Data items
# # # # # # #

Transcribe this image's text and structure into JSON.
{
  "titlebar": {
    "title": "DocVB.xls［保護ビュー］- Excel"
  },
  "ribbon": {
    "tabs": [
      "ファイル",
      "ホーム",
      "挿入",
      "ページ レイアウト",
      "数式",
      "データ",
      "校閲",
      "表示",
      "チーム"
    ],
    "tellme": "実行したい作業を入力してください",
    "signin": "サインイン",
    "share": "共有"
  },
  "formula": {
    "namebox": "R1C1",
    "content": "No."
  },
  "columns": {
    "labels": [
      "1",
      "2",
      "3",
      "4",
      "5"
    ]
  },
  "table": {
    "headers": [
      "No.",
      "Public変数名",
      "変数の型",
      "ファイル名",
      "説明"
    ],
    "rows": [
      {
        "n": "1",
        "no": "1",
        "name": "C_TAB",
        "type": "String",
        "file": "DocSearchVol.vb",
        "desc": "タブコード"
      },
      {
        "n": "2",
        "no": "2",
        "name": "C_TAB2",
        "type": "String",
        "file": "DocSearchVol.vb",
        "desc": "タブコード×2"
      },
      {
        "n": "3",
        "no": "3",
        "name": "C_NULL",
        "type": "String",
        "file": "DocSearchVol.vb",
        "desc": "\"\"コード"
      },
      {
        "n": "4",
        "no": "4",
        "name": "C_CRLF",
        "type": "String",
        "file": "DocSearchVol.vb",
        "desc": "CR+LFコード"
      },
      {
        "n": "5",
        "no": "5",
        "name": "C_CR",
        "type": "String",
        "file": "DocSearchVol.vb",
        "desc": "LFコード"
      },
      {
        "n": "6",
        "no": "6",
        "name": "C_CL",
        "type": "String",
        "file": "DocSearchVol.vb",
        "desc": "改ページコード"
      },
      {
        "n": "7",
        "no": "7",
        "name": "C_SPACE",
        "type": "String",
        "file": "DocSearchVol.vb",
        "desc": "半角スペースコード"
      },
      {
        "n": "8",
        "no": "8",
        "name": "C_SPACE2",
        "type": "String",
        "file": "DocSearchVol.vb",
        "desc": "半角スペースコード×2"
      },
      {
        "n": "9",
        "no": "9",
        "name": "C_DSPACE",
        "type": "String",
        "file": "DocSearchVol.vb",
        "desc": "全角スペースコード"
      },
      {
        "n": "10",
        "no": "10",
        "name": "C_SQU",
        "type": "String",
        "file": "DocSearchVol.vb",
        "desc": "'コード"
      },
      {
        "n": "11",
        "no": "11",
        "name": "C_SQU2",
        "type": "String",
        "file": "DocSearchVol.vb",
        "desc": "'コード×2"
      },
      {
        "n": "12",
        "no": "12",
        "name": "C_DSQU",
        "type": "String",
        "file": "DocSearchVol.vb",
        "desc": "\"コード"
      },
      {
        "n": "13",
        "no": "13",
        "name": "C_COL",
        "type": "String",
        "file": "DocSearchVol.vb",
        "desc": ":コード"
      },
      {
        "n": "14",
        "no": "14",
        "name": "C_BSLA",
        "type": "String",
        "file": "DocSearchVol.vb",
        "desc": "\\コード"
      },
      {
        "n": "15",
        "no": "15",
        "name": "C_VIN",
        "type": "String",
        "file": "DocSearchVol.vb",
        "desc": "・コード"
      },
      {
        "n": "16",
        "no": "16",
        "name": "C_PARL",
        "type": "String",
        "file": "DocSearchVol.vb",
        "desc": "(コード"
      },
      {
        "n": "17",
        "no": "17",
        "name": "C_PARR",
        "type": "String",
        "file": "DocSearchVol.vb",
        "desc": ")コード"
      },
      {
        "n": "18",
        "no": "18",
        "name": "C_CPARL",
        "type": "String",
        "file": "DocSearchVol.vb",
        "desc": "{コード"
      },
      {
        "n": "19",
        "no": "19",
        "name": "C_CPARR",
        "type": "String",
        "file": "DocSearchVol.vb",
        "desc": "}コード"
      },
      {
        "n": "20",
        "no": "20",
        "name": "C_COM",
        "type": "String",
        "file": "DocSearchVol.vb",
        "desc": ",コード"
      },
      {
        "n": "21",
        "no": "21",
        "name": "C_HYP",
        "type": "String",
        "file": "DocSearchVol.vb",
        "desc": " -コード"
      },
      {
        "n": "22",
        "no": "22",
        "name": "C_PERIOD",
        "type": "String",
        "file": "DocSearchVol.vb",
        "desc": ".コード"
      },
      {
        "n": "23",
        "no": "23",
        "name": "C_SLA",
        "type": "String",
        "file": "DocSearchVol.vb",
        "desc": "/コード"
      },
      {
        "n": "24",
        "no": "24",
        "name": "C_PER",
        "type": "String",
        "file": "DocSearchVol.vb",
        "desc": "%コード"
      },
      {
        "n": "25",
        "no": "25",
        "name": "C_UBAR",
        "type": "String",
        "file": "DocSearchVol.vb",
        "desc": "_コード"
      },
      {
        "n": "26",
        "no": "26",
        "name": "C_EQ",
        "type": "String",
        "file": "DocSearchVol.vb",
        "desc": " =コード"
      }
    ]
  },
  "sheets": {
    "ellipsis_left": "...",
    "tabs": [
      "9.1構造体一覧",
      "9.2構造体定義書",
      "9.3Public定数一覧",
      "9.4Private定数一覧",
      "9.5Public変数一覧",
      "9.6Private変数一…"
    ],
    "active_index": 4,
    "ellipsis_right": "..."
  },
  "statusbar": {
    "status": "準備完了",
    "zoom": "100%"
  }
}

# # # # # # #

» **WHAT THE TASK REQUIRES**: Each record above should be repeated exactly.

» **THE ANSWER**:
Transcribe this image's text and structure into JSON.
{
  "titlebar": {
    "title": "DocVB.xls［保護ビュー］- Excel"
  },
  "ribbon": {
    "tabs": [
      "ファイル",
      "ホーム",
      "挿入",
      "ページ レイアウト",
      "数式",
      "データ",
      "校閲",
      "表示",
      "チーム"
    ],
    "tellme": "実行したい作業を入力してください",
    "signin": "サインイン",
    "share": "共有"
  },
  "formula": {
    "namebox": "R1C1",
    "content": "No."
  },
  "columns": {
    "labels": [
      "1",
      "2",
      "3",
      "4",
      "5"
    ]
  },
  "table": {
    "headers": [
      "No.",
      "Public変数名",
      "変数の型",
      "ファイル名",
      "説明"
    ],
    "rows": [
      {
        "n": "1",
        "no": "1",
        "name": "C_TAB",
        "type": "String",
        "file": "DocSearchVol.vb",
        "desc": "タブコード"
      },
      {
        "n": "2",
        "no": "2",
        "name": "C_TAB2",
        "type": "String",
        "file": "DocSearchVol.vb",
        "desc": "タブコード×2"
      },
      {
        "n": "3",
        "no": "3",
        "name": "C_NULL",
        "type": "String",
        "file": "DocSearchVol.vb",
        "desc": "\"\"コード"
      },
      {
        "n": "4",
        "no": "4",
        "name": "C_CRLF",
        "type": "String",
        "file": "DocSearchVol.vb",
        "desc": "CR+LFコード"
      },
      {
        "n": "5",
        "no": "5",
        "name": "C_CR",
        "type": "String",
        "file": "DocSearchVol.vb",
        "desc": "LFコード"
      },
      {
        "n": "6",
        "no": "6",
        "name": "C_CL",
        "type": "String",
        "file": "DocSearchVol.vb",
        "desc": "改ページコード"
      },
      {
        "n": "7",
        "no": "7",
        "name": "C_SPACE",
        "type": "String",
        "file": "DocSearchVol.vb",
        "desc": "半角スペースコード"
      },
      {
        "n": "8",
        "no": "8",
        "name": "C_SPACE2",
        "type": "String",
        "file": "DocSearchVol.vb",
        "desc": "半角スペースコード×2"
      },
      {
        "n": "9",
        "no": "9",
        "name": "C_DSPACE",
        "type": "String",
        "file": "DocSearchVol.vb",
        "desc": "全角スペースコード"
      },
      {
        "n": "10",
        "no": "10",
        "name": "C_SQU",
        "type": "String",
        "file": "DocSearchVol.vb",
        "desc": "'コード"
      },
      {
        "n": "11",
        "no": "11",
        "name": "C_SQU2",
        "type": "String",
        "file": "DocSearchVol.vb",
        "desc": "'コード×2"
      },
      {
        "n": "12",
        "no": "12",
        "name": "C_DSQU",
        "type": "String",
        "file": "DocSearchVol.vb",
        "desc": "\"コード"
      },
      {
        "n": "13",
        "no": "13",
        "name": "C_COL",
        "type": "String",
        "file": "DocSearchVol.vb",
        "desc": ":コード"
      },
      {
        "n": "14",
        "no": "14",
        "name": "C_BSLA",
        "type": "String",
        "file": "DocSearchVol.vb",
        "desc": "\\コード"
      },
      {
        "n": "15",
        "no": "15",
        "name": "C_VIN",
        "type": "String",
        "file": "DocSearchVol.vb",
        "desc": "・コード"
      },
      {
        "n": "16",
        "no": "16",
        "name": "C_PARL",
        "type": "String",
        "file": "DocSearchVol.vb",
        "desc": "(コード"
      },
      {
        "n": "17",
        "no": "17",
        "name": "C_PARR",
        "type": "String",
        "file": "DocSearchVol.vb",
        "desc": ")コード"
      },
      {
        "n": "18",
        "no": "18",
        "name": "C_CPARL",
        "type": "String",
        "file": "DocSearchVol.vb",
        "desc": "{コード"
      },
      {
        "n": "19",
        "no": "19",
        "name": "C_CPARR",
        "type": "String",
        "file": "DocSearchVol.vb",
        "desc": "}コード"
      },
      {
        "n": "20",
        "no": "20",
        "name": "C_COM",
        "type": "String",
        "file": "DocSearchVol.vb",
        "desc": ",コード"
      },
      {
        "n": "21",
        "no": "21",
        "name": "C_HYP",
        "type": "String",
        "file": "DocSearchVol.vb",
        "desc": " -コード"
      },
      {
        "n": "22",
        "no": "22",
        "name": "C_PERIOD",
        "type": "String",
        "file": "DocSearchVol.vb",
        "desc": ".コード"
      },
      {
        "n": "23",
        "no": "23",
        "name": "C_SLA",
        "type": "String",
        "file": "DocSearchVol.vb",
        "desc": "/コード"
      },
      {
        "n": "24",
        "no": "24",
        "name": "C_PER",
        "type": "String",
        "file": "DocSearchVol.vb",
        "desc": "%コード"
      },
      {
        "n": "25",
        "no": "25",
        "name": "C_UBAR",
        "type": "String",
        "file": "DocSearchVol.vb",
        "desc": "_コード"
      },
      {
        "n": "26",
        "no": "26",
        "name": "C_EQ",
        "type": "String",
        "file": "DocSearchVol.vb",
        "desc": " =コード"
      }
    ]
  },
  "sheets": {
    "ellipsis_left": "...",
    "tabs": [
      "9.1構造体一覧",
      "9.2構造体定義書",
      "9.3Public定数一覧",
      "9.4Private定数一覧",
      "9.5Public変数一覧",
      "9.6Private変数一…"
    ],
    "active_index": 4,
    "ellipsis_right": "..."
  },
  "statusbar": {
    "status": "準備完了",
    "zoom": "100%"
  }
}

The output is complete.